Unless birds are flying directly toward or away from you, you’ll need to ‘lead’ them. As birds are moving quickly when you shoot, if you just point the gun at the bird and pull the trigger you’ll miss! The birds will have flown out of the spot by the time the shot reaches that position. Instead, imagine you’re painting the bird out with a brush; swing the gun from behind the bird, following its flight path, and shoot when the muzzle leads the bird. Remember to keep the gun swinging after you’ve pulled the trigger to complete the ‘stroke’. An old and useful saying is, “It’s better miss ahead than behind.” Pre-season clay bird shoots are held throughout the country, and getting your eye in at these events will make your opening morning much more successful!
|Swing from behind along the line of the bird's flight path.
|When you're crossing the head, squeeze the trigger.
|Keep swinging past the bird. Don't stop when you fire.

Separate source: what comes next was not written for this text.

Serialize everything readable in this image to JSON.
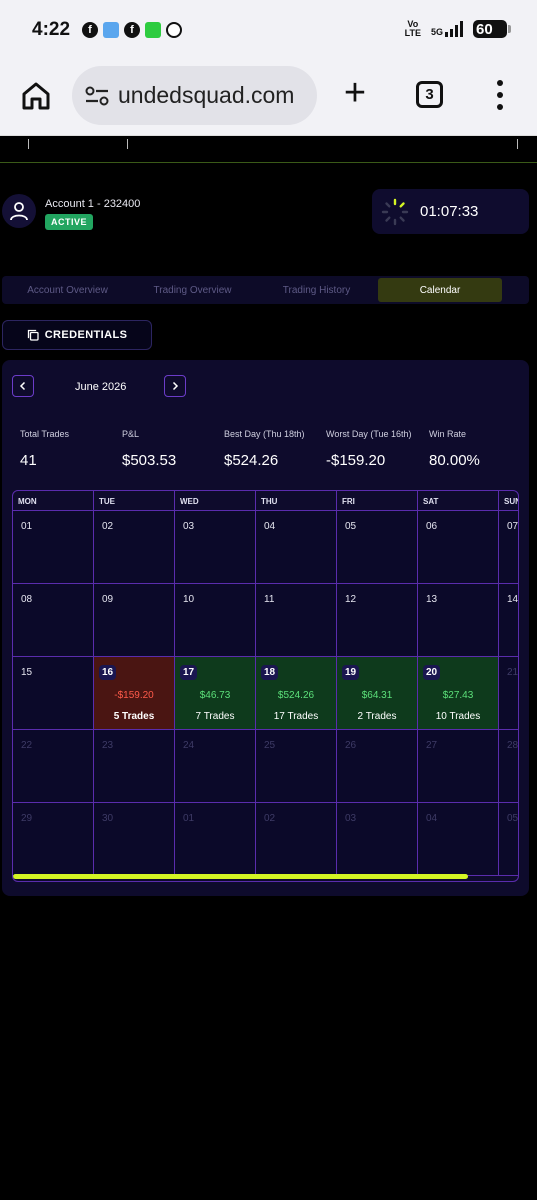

Most new hunters take their shot far too early. The effective range of a shotgun is 40 metres, and shooting at birds beyond this range generally only scares them off. Practise estimating ranges by judging when an object is 40 metres away (say a post or plant) and then stepping it out. Do this regularly and you’ll start shooting in range.
Game birds have an extensive range; they can be found on lakes, estuaries, rivers, steams, swamps ponds and drains. Increasingly, and as a result of more intensive farming practices, mallards and shelduck can be found on pasture, crops and stubble paddocks.
A boat can be useful; it allows access to many areas, especially public areas that otherwise, you would not be able to reach.
Once you've successfully shot a game bird, ensure you mark that fallen bird; watch closely where the bird falls and note any distinctive object nearby.
Once you’ve found a good location keep still, keep low and keep hidden. Movement alerts ducks that all is not well. A face mask is an important accessory and follow the birds approach with your eyeballs only.
Use a stealthy approach. If you see ducks on a stretch of river or a pond, approach carefully using whatever cover you can; drains, hills, hedges, low ground, etc.
Remain hidden; a common mistake is getting bored and moving out of a maimai too soon. Be patient.
Dawn and dusk are productive; be in position early and don’t be too eager to leave in the evening.
Bad weather means good hunting; when it blows hard, birds rafted up on large lakes and at sea fly into small areas seeking shelter. If it floods, birds fly around looking for flooded paddocks and other new sheets of water. Be there first, with a few decoys and a duck call, and you’ll be in the action.
A dog is a great asset to hunters, to retrieve shot birds, find wounded game, flush live ones, and as a companion throughout the year. Hunting with your dog builds a connection between hunter and dog like no other.
There are a range of books, multi-media and clubs that provide advice on training a gun dog, and many find this a hugely rewarding pastime in itself.
Labradors are popular waterfowl dogs, pointer breeds are popular upland game dogs and both can often be cross-trained.